noun | cor·us·ca·tion | \ˌkȯr-ə-ˈskā-shən, ˌkär-\
1: a sudden gleam or flash of light
2: a striking display of brilliance or wit
As a child, nothing seemed so striking as the experience of flight. I distinctly remember pressing my face to an airplane window at the age of four just after takeoff, gazing out, transfixed by the expansion of earth below, as the cars and buildings shrank into miniature toy-like caricatures. It was too much to comprehend: the highways and rivers snaking in the Midwestern winter; the Chicago skyline which I had driven past so many times, now a confused semblance of what I knew up close; the cold, white, mountainous billows above drawing ever nearer.
Most striking, though, from this memory is the moment the plane broke through the ceiling of clouds above Illinois, the jarring explosion of the sun’s brightness and warmth reflecting off both the clouds below and the plane’s aluminum composite wings. Squinting against this coruscation, something deep within me felt elevated, transported. I stayed pressed against the Plexiglas pane, mesmerized by this fresh, new world in the sky.
The above definitions of this word, coruscation, create an implicit juxtaposition: physical sheen and/or luminous intellect. Two distinct realms—exteriority and interiority—inherent to this noun. As genres, prose poetry and flash fiction/nonfiction inhabit the liminality of these definitions. Each subgenre exists formally as a distinct flash on the page, yet the writing is fraught with depth and insight, asking the reader to return and read once more.
The writing in this special feature is characterized by compression—the form’s relation to its meaning, the way lyric structure affects the reader, allowing density to be unpacked and truth to be revealed.
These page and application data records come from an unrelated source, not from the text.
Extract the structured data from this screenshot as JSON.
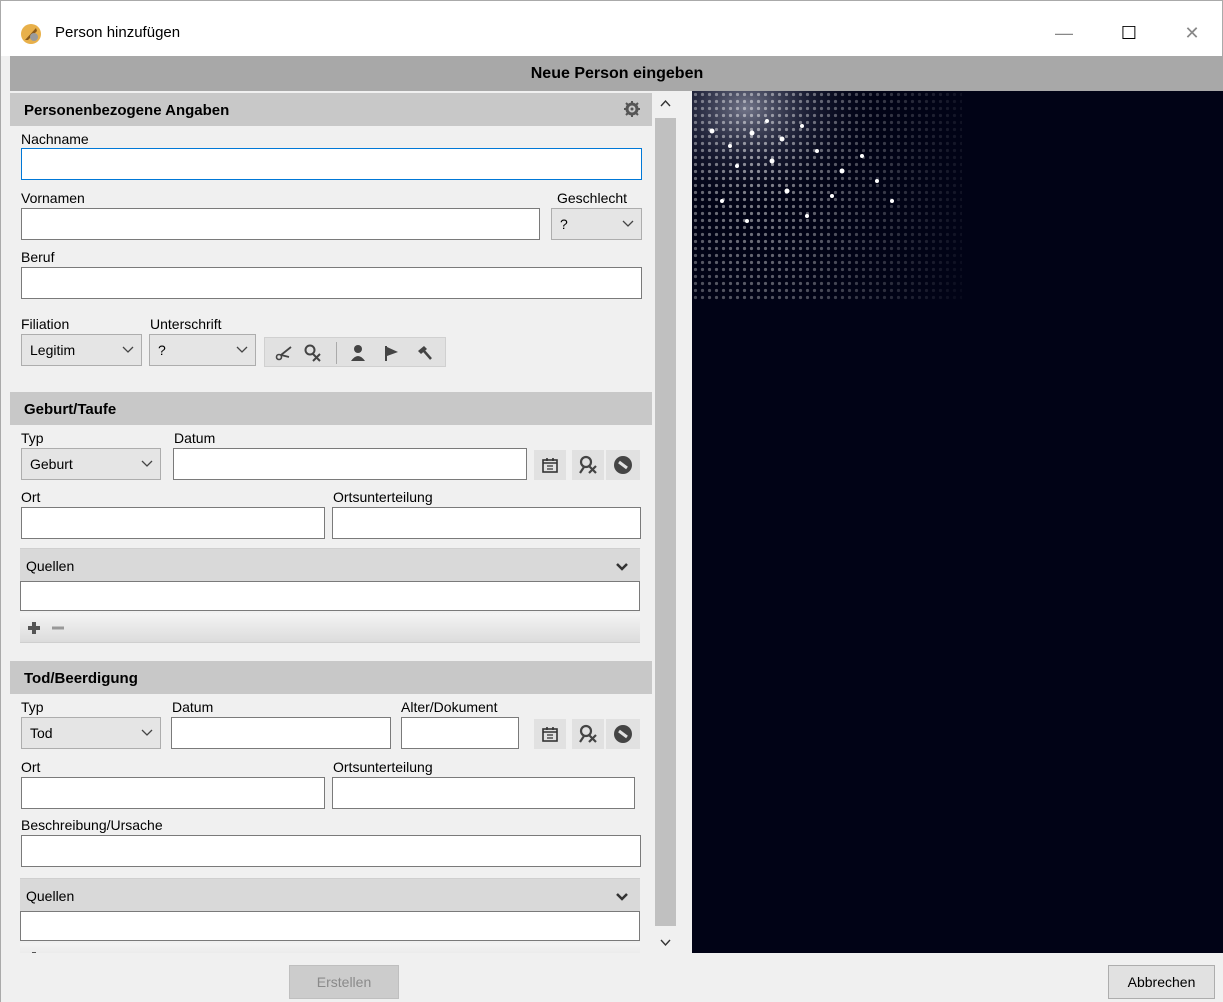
{
  "window": {
    "title": "Person hinzufügen",
    "controls": {
      "minimize": "—",
      "maximize": "☐",
      "close": "✕"
    }
  },
  "header": {
    "title": "Neue Person eingeben"
  },
  "personal": {
    "heading": "Personenbezogene Angaben",
    "lastname_label": "Nachname",
    "lastname_value": "",
    "firstnames_label": "Vornamen",
    "firstnames_value": "",
    "gender_label": "Geschlecht",
    "gender_value": "?",
    "profession_label": "Beruf",
    "profession_value": "",
    "filiation_label": "Filiation",
    "filiation_value": "Legitim",
    "signature_label": "Unterschrift",
    "signature_value": "?"
  },
  "birth": {
    "heading": "Geburt/Taufe",
    "type_label": "Typ",
    "type_value": "Geburt",
    "date_label": "Datum",
    "place_label": "Ort",
    "subdivision_label": "Ortsunterteilung",
    "sources_label": "Quellen"
  },
  "death": {
    "heading": "Tod/Beerdigung",
    "type_label": "Typ",
    "type_value": "Tod",
    "date_label": "Datum",
    "age_label": "Alter/Dokument",
    "place_label": "Ort",
    "subdivision_label": "Ortsunterteilung",
    "description_label": "Beschreibung/Ursache",
    "sources_label": "Quellen"
  },
  "footer": {
    "create_label": "Erstellen",
    "cancel_label": "Abbrechen"
  },
  "colors": {
    "header_bar": "#a8a8a8",
    "section_head": "#c8c8c8",
    "focus_border": "#0078d7",
    "preview_bg": "#010316"
  },
  "icons": [
    "app-feather-icon",
    "gear-icon",
    "scissors-icon",
    "unlink-person-icon",
    "person-icon",
    "flag-icon",
    "hammer-icon",
    "calendar-icon",
    "witness-icon",
    "globe-icon",
    "plus-icon",
    "minus-icon",
    "chevron-down-icon"
  ]
}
This then gets at artistic coruscation in these forms: as we read, we look both inward and outward, we feel the light of the words on the skin of our souls and the weight of their brilliance buoys us.